  • Client-centered therapy: A nondirective form of talk therapy, client-centered therapy promotes a judgment-free environment where residents can develop self-awareness and make positive, self-directed behavior changes. 

Polaris & Carina Group Homes for Boys & Young Adult Men

Resource Treatment Center offers two off-campus group homes, Polaris and Carina, that provide step-down services for adolescent boys and young adult men who have successfully completed programming for sexually harmful youth. In each setting, we help residents prepare to integrate into a caregiver, family, or independent living environment. 

Features of the Polaris Group Home include: 

  • Single rooms 
  • Treatment for adolescent boys and young adult men ages 17-20 
  • School enrollment through Wayne Township Schools/Ben Davis High School 
  • Individual and family therapies 
  • Staff that includes credentialed sexual abuse youth clinicians (CSAYCs) 

Features of the Carina Group Home include: 

  • Single rooms 
  • Treatment for adolescent boys ages 11-16 
  • Staff that includes an independent living coordinator who helps residents transition to a productive, safe environment in the community 

Cardinal Point Group Home

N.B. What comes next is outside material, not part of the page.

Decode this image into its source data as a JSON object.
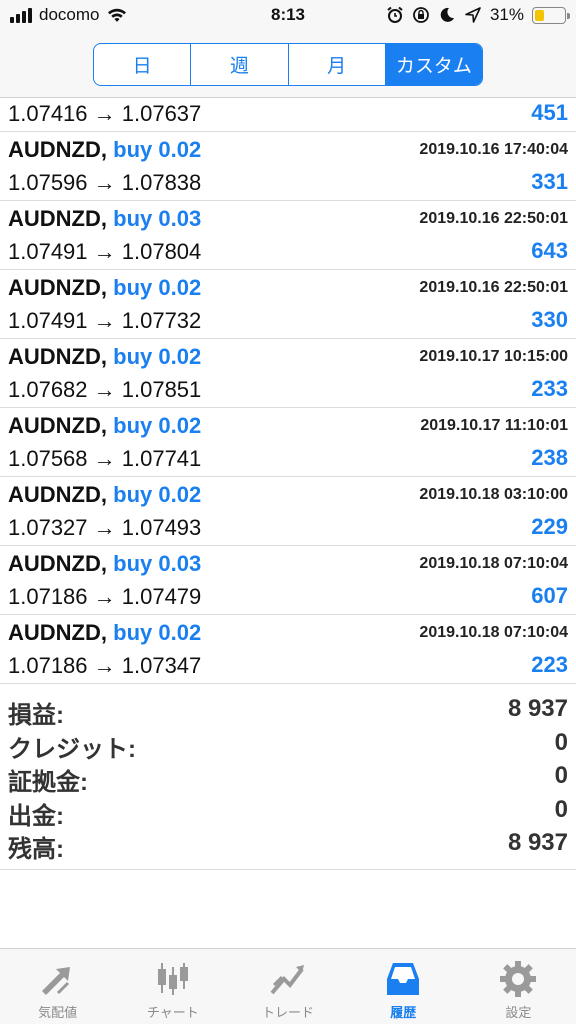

Cardinal Point is an on-campus group home that serves members of the LGBTQ+ community. In this program, treatment is individualized and designed to build on the existing strengths of each resident.  

Features of the Cardinal Point Group Home include: 

  • Treatment for adolescents and young adults ages 14-20 
  • Individual, family, and group therapies 
  • Gym access 
  • Volunteer opportunities 
  • Community outings 
  • Spiritual youth group ministry 
  • A teen outreach program 
  • Prosocial activities that are held both on-site at our facility and off-campus in the community 
  • Computer lab 
  • A student council 

We incorporate an array of evidence-based therapies in the Cardinal Point program, including: 

  • CBT 
  • EMDR 
  • TF-CBT 
  • DBT 
  • Motivational interviewing 
  • Client-centered therapy 

Discharge Planning

At Resource Treatment Center, we begin preparing for every resident’s discharge at the time of program admission. Our staff works closely with each individual and members of their support system as needed to develop an aftercare plan that is comprehensive. Taking a collaborative approach helps us ensure that every person’s perspective and concerns are considered during the planning process. 

Before beginning care, each resident completes an initial assessment of their unique needs and goals for the program, and we continually monitor their progress along the way. Once a resident has shown that they are prepared to transition out of the group home setting, we begin the discharge process.  

Signs that can help us determine when an individual is ready to transition out of our care include: 

  • They have acquired the necessary skills to return home or transition to an independent living setting. 
  • They are stable and exhibit marked improvement in managing emotions and behaviors. 
  • They have communicated their commitment to implementing daily living skills beyond our program. 

We want to help youths in our care navigate life after treatment confidently and successfully. For this reason, we encourage each resident to play an active role in their discharge planning process so that we can provide them with the follow-up services and resources they need to continue building on their progress. 

If you are interested in learning more about our group homes or any other program we offer, please reach out to our team today.  

This content was written on behalf of and reviewed by the clinical staff at Resource Treatment Center. 

I always felt so misunderstood, but at Resource it was like someone finally took the time to get to know me. That made a huge difference. This place helped me so much.